• Exercise details
Using the data below, copy every line that contains the word "source".

• Supplied data
-=-=-=-=-
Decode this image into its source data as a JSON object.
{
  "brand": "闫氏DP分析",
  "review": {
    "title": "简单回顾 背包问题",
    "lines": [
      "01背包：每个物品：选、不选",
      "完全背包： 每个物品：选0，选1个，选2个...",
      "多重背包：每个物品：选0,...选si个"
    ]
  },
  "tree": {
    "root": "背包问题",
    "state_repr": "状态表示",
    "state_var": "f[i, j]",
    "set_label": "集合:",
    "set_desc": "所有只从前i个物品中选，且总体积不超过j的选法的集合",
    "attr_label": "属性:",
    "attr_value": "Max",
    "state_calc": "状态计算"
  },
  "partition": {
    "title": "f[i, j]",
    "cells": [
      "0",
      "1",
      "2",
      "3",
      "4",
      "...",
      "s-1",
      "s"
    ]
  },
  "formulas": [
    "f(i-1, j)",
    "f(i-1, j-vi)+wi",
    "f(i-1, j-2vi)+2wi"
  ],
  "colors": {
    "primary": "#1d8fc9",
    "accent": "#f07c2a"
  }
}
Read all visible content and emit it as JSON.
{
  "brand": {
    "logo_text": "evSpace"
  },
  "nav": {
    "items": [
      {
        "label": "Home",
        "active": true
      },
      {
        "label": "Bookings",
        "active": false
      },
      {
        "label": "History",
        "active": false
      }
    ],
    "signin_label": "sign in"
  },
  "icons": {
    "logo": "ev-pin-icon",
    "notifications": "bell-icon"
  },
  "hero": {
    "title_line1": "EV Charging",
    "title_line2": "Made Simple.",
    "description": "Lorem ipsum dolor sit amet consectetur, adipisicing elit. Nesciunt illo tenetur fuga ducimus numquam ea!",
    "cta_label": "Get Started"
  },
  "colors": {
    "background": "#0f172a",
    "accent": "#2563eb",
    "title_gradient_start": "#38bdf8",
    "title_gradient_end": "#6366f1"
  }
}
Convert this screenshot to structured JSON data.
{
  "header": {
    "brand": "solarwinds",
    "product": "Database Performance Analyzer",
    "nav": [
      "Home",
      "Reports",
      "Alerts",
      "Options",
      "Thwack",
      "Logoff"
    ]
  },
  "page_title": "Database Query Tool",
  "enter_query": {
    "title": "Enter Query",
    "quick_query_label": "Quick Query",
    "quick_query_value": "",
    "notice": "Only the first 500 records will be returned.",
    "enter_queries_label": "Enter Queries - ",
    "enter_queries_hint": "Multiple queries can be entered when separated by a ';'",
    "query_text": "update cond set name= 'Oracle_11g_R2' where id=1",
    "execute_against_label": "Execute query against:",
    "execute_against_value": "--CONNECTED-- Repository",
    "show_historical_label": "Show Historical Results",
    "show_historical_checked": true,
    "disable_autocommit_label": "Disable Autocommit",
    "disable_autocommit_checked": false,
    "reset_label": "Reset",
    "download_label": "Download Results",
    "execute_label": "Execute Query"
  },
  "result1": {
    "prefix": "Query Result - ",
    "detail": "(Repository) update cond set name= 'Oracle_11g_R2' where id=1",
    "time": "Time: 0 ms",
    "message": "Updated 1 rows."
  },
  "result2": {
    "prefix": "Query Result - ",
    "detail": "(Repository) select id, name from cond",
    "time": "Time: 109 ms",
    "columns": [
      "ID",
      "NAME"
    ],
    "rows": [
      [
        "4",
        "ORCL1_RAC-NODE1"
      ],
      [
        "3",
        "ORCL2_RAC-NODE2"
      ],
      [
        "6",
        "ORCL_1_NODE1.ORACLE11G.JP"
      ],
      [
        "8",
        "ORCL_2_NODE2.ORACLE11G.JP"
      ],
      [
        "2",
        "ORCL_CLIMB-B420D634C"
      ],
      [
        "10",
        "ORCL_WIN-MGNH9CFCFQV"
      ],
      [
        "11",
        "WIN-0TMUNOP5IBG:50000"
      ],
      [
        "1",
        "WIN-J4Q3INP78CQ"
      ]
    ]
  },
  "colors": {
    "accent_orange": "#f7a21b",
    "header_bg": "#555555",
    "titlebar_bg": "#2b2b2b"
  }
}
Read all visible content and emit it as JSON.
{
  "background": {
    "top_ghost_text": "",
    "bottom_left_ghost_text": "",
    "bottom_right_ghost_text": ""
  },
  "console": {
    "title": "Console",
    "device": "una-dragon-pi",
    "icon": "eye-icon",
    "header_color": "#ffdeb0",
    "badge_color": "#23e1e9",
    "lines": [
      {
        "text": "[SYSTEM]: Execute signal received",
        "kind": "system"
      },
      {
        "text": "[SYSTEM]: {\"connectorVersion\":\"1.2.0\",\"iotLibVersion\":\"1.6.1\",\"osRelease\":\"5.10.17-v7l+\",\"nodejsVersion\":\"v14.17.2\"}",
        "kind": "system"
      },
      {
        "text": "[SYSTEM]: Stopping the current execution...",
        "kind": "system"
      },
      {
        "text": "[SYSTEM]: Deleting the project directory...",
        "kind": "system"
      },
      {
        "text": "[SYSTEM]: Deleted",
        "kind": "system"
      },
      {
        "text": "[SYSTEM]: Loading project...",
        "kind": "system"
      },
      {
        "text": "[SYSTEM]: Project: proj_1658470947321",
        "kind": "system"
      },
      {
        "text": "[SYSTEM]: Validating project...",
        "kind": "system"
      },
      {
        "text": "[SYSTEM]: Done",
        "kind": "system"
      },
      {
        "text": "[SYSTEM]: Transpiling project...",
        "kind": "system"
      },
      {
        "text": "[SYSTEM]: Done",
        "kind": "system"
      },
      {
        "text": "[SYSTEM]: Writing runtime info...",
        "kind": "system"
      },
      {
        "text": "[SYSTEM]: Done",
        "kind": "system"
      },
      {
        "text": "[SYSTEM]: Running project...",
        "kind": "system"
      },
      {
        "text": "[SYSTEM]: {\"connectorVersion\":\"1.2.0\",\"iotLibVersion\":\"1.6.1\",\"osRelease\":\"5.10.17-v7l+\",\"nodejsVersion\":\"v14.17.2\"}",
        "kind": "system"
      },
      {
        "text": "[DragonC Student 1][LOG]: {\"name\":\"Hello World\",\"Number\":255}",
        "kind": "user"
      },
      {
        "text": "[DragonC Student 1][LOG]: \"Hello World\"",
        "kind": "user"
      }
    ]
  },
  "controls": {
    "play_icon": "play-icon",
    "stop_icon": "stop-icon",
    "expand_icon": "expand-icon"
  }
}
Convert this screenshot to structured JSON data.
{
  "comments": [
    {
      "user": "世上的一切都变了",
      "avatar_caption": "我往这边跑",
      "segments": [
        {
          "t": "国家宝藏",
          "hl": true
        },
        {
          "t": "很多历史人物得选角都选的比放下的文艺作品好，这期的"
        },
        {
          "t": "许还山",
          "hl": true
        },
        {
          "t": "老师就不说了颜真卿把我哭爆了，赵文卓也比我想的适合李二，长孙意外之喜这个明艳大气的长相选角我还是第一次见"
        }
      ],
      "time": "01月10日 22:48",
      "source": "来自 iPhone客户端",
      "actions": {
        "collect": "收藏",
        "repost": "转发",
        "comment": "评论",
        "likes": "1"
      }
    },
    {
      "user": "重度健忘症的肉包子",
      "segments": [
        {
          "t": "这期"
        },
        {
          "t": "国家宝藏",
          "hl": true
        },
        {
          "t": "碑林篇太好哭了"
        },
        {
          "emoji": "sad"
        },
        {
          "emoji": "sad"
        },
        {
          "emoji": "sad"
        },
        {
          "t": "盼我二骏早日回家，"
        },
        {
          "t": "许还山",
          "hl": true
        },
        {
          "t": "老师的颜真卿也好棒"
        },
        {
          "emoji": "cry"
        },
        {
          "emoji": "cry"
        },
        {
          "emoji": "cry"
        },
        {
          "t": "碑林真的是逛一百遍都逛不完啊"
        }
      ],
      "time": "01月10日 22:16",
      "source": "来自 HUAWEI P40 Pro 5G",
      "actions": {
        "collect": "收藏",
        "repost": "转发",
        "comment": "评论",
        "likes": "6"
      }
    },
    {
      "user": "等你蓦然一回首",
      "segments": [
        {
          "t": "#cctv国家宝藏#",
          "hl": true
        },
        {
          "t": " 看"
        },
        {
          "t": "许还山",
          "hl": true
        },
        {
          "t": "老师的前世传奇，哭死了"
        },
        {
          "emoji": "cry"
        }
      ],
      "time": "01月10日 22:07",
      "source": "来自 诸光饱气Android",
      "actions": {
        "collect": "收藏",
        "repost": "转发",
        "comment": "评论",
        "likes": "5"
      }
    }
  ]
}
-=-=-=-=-
• Answer for this exercise
Decode this image into its source data as a JSON object.
      "source": "来自 iPhone客户端",
      "source": "来自 HUAWEI P40 Pro 5G",
      "source": "来自 诸光饱气Android",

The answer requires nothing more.